“Can I ask you something? Why do you do it?” asks Greg Sestero (Dave Franco), Wiseau’s co-star and former roommate, who’s been corralled into the production by his friend. “You have a husband and grandkids, you live 58 miles from here, and you’re waking up at 5 a.m. to drive all this way … for what?” “We’re actors, Greg,” Minnott answers with a smile. “You and me, people like us … even the worst day on a movie set is better than the best day anywhere else.”

There’s perhaps no simpler, or better, explanation for why anyone who worked on The Room took part in the production—maybe not out of faith in Wiseau’s vision, or even the promise of a good role, but for the joy of making movies. It’s a message Franco emphasizes even while depicting Wiseau’s mercurial madness on set and the director’s willingness to discard the basic rules of storytelling. It’s because of Wiseau that The Room resonated so strongly with fans: For better or worse, he made a film unlike anything people had seen before. While it’s true that for every The Room there are hundreds of amateurish indie works that barely get seen, that doesn’t mean no passion went into creating them.

Minnott’s contribution to The Room was small, and her presence could be entirely lifted out of the film without affecting the main plot (such is the strangeness of Wiseau’s script). She couldn’t have imagined that 14 years later, she’d be played by an Oscar-nominated actress in a few memorable scenes in a critically acclaimed movie. Such is the unpredictability of filmmaking: You never know which stories people are going to remember and love.

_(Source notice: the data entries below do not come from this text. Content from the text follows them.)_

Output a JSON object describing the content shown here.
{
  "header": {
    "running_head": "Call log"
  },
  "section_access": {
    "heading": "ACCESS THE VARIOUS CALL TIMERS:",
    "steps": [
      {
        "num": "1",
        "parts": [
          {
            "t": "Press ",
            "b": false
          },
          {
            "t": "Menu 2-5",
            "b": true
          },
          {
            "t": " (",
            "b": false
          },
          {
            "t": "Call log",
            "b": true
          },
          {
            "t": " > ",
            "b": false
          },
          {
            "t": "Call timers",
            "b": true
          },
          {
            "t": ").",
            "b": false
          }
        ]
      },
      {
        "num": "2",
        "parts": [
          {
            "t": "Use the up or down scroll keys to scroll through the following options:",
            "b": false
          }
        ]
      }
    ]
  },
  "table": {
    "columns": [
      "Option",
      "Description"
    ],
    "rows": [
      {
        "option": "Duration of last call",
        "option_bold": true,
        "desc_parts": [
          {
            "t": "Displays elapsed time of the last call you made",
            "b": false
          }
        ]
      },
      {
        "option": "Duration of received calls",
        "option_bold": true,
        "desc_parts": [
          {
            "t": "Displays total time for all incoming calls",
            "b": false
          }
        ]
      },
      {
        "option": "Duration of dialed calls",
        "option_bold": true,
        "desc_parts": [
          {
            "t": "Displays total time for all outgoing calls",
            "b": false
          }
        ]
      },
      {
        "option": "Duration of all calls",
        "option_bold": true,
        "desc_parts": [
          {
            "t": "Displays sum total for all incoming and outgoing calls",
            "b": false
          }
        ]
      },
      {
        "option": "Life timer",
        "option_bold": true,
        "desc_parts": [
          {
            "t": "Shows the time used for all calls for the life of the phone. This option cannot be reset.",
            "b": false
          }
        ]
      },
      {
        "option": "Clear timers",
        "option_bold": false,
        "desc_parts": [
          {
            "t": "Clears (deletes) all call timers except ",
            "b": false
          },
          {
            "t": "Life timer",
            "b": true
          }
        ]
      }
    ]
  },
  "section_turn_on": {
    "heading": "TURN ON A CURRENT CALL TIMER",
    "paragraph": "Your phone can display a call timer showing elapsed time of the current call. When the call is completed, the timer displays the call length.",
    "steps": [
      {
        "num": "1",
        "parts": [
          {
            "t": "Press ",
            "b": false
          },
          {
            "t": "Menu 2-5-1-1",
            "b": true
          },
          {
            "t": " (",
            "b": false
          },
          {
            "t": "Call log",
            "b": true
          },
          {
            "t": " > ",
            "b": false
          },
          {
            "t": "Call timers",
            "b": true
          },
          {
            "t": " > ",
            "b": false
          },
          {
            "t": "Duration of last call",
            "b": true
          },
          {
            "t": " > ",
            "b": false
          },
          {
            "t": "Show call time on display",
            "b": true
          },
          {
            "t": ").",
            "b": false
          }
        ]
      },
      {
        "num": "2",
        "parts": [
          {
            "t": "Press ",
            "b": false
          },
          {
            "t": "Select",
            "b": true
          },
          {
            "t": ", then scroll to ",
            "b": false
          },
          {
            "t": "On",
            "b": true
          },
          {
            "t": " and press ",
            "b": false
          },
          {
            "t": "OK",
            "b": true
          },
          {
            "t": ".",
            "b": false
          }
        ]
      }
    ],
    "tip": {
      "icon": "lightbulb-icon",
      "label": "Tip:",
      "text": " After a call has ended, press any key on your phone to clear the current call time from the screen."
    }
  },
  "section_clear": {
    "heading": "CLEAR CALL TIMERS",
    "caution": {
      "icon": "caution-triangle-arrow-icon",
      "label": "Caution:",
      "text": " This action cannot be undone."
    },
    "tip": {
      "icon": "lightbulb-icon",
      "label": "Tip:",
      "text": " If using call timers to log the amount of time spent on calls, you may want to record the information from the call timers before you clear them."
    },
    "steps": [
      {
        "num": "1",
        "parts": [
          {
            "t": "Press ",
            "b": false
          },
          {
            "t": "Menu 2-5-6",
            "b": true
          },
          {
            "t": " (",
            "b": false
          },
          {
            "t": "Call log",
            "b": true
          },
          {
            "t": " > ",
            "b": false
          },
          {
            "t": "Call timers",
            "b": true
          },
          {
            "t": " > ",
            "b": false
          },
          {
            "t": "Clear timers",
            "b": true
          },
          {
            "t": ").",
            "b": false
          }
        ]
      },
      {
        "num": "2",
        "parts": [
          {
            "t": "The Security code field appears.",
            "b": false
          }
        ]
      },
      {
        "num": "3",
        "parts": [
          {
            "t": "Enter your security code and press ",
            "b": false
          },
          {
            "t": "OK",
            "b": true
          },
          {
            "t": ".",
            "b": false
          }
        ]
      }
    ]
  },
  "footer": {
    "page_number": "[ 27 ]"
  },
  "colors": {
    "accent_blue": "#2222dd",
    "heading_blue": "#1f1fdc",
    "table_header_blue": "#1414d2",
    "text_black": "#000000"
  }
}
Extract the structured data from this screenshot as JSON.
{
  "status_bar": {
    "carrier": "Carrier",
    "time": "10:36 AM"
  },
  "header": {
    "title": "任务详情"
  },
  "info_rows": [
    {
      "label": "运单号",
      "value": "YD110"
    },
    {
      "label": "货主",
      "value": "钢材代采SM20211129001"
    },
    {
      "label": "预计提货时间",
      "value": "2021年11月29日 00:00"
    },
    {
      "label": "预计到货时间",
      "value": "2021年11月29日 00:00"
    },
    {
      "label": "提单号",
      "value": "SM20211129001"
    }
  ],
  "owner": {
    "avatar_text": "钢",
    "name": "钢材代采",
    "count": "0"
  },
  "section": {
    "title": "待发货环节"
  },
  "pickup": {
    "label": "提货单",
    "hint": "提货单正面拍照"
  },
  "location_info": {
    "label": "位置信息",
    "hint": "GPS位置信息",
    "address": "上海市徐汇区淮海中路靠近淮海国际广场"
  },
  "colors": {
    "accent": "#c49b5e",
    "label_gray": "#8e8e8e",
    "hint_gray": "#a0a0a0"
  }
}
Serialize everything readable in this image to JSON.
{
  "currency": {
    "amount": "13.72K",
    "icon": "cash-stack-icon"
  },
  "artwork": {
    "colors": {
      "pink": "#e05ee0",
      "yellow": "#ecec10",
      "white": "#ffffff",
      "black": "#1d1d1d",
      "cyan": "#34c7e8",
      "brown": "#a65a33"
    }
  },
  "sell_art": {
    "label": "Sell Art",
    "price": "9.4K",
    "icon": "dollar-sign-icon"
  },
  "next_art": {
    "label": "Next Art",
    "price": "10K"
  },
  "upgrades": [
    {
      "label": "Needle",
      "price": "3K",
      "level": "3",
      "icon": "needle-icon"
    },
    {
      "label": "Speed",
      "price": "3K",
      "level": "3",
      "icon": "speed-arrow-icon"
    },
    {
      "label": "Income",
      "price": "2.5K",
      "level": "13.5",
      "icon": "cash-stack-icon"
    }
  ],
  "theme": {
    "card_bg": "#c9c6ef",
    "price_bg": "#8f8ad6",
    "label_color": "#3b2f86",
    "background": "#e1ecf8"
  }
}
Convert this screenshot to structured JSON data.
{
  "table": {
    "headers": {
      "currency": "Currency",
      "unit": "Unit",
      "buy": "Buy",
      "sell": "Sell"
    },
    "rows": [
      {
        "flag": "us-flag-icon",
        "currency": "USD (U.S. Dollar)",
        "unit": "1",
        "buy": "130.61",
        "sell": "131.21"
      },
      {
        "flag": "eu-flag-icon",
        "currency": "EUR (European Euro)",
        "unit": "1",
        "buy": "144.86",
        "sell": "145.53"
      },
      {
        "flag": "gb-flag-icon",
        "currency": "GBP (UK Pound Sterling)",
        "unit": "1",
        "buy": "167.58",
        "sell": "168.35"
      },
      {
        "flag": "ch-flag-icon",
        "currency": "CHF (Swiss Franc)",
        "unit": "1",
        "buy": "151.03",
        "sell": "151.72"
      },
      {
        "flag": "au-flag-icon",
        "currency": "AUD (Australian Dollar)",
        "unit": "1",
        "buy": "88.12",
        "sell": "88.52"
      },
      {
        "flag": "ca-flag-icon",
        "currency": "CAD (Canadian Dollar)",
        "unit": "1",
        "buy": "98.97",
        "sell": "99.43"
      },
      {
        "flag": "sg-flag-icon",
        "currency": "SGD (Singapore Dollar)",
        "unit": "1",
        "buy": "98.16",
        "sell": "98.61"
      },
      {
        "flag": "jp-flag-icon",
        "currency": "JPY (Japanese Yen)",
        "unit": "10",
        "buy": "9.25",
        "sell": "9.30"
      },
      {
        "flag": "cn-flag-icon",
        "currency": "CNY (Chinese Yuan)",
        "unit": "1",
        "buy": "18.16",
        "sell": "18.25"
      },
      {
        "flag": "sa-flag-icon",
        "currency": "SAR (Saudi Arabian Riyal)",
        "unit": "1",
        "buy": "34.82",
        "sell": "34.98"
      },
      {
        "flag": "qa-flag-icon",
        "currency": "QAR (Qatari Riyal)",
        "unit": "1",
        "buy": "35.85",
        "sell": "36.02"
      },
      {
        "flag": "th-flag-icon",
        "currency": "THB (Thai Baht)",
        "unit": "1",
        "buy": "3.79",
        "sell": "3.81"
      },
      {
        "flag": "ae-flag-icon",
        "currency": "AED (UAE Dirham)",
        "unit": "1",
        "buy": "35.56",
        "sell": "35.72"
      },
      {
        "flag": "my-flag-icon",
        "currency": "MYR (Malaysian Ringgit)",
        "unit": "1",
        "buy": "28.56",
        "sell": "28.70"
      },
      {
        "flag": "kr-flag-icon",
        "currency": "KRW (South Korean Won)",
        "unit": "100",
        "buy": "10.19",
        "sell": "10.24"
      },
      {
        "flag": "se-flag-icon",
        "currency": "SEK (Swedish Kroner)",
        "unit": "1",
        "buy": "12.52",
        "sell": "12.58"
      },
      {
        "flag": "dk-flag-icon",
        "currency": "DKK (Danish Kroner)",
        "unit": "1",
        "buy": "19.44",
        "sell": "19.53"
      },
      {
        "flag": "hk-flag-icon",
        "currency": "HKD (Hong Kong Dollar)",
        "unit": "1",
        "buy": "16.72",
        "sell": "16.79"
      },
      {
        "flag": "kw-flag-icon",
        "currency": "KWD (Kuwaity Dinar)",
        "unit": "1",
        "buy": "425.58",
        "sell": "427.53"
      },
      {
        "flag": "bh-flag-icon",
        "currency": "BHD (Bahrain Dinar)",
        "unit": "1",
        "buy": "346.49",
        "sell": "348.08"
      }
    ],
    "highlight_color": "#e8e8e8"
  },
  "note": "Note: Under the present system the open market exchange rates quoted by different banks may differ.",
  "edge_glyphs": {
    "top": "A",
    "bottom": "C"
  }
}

After Minnott assures Sestero that she’s happy to be on set, the other actors sitting with them start trying to guess what The Room is really about. “It’s autobiographical,” Robyn Paris (June Diane Raphael), another of the actresses, declares. “Does that mean there’s a Lisa, someone who stabbed him in the back and broke his heart?” asks Juliette Danielle (Ari Graynor). “Well, that’s obvious. That’s the universe,” Paris says dramatically. Great art can spring from the unlikeliest of places—but it never hurts to have an air of mystery.

Previously: Lady Bird

Next Up: The Post